Traps and tips about buying property in the U.S.

The Ritcey Report

Written by Lynn Healy-Goulet
January 10, 2017

Even though the Canadian dollar is performing poorly against its U.S. counterpart right now, the attraction of owning a property in the sunny south remains compelling.

Property prices in places like South Florida, Arizona and even California (think Desert Hot Springs, rather than Palm Springs if you’re looking for a bargain) are still surprisingly competitive.


The big concern is estate taxes south of the border. Even if you’re resident in Canada and not a U.S. citizen, you could be liable for U.S. estate tax on any U.S. assets that you own at the time of your death – and U.S. real estate is a problem because the U.S. estate tax liability can be significant.

Prior to 2005, many Canadians held their U.S. real estate in a Canadian corporation. For Canadian tax purposes, the taxman used to allow these corporations to exist without assessing a taxable benefit on the shareholder for personal use of the property. Not any more.


Using a Canadian partnership to own your U.S. real estate is a reasonable method of avoiding the U.S. estate tax, as is ownership by a trust.

The trust needs to be set up before you acquire the property, to avoid complications.
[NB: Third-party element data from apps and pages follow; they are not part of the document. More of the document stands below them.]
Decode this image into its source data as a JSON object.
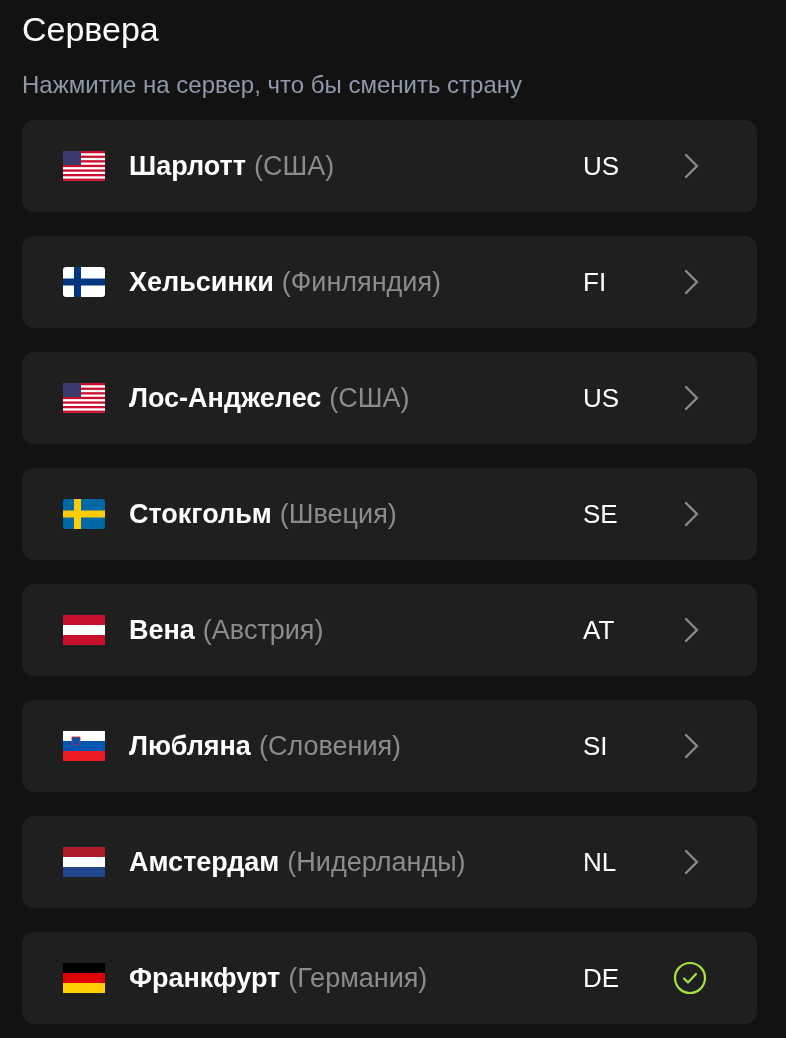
{
  "title": "Сервера",
  "subtitle": "Нажмитие на сервер, что бы сменить страну",
  "servers": [
    {
      "kind": "us",
      "city": "Шарлотт",
      "country": "(США)",
      "code": "US",
      "selected": false
    },
    {
      "kind": "fi",
      "city": "Хельсинки",
      "country": "(Финляндия)",
      "code": "FI",
      "selected": false
    },
    {
      "kind": "us",
      "city": "Лос-Анджелес",
      "country": "(США)",
      "code": "US",
      "selected": false
    },
    {
      "kind": "se",
      "city": "Стокгольм",
      "country": "(Швеция)",
      "code": "SE",
      "selected": false
    },
    {
      "kind": "at",
      "city": "Вена",
      "country": "(Австрия)",
      "code": "AT",
      "selected": false
    },
    {
      "kind": "si",
      "city": "Любляна",
      "country": "(Словения)",
      "code": "SI",
      "selected": false
    },
    {
      "kind": "nl",
      "city": "Амстердам",
      "country": "(Нидерланды)",
      "code": "NL",
      "selected": false
    },
    {
      "kind": "de",
      "city": "Франкфурт",
      "country": "(Германия)",
      "code": "DE",
      "selected": true
    }
  ]
}
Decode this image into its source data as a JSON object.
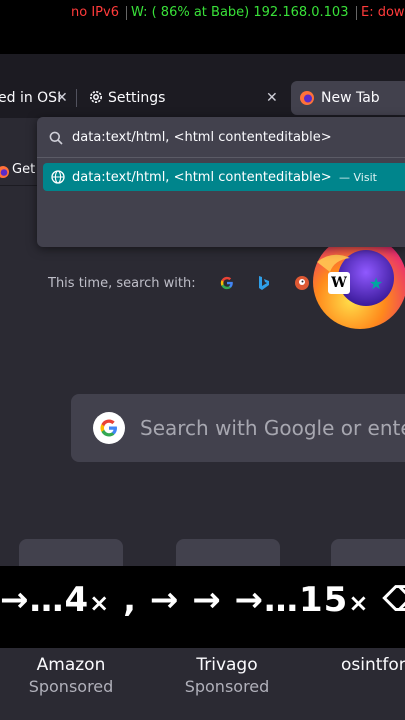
{
  "status_bar": {
    "ipv6": "no IPv6",
    "wireless": "W: ( 86% at Babe) 192.168.0.103",
    "ethernet": "E: dow",
    "colors": {
      "ipv6": "#ff3b3b",
      "wireless": "#39e039",
      "ethernet": "#ff3b3b"
    }
  },
  "tabs": [
    {
      "label": "ed in OSI",
      "icon": "close-icon"
    },
    {
      "label": "Settings",
      "icon": "gear-icon"
    },
    {
      "label": "New Tab",
      "icon": "firefox-icon",
      "active": true
    }
  ],
  "url_panel": {
    "typed_text": "data:text/html, <html contenteditable>",
    "result_text": "data:text/html, <html contenteditable>",
    "result_action": "— Visit",
    "search_with_label": "This time, search with:",
    "engines": [
      "google",
      "bing",
      "duckduckgo",
      "wikipedia",
      "bookmark-star"
    ]
  },
  "bookmarks": {
    "item_label": "Get"
  },
  "new_tab": {
    "search_placeholder": "Search with Google or ente"
  },
  "key_overlay": {
    "keys_part1": "→…",
    "count1": "4",
    "mult1": "×",
    "keys_part2": " , → → →…",
    "count2": "15",
    "mult2": "×",
    "keys_part3": " ⌫"
  },
  "top_sites": [
    {
      "name": "Amazon",
      "sponsored": "Sponsored"
    },
    {
      "name": "Trivago",
      "sponsored": "Sponsored"
    },
    {
      "name": "osintfor",
      "sponsored": ""
    }
  ],
  "accent_color": "#00858c"
}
It’s wise to avoid earning rental income on the property held by the trust to eliminate U.S. tax filing requirements and ensure that no taxable benefits are triggered.

The Ritcey Team can’t stress enough that any attempt you make to acquire property in the U.S. should be protected by a prior consultation with a U.S. real estate tax professional.

Through Scotia Wealth Management, we can introduce you to such specialists.

For further information on this issue, or if you have any questions, contact Dave Ritcey, Portfolio Manager of The Ritcey Team, 902-678-0048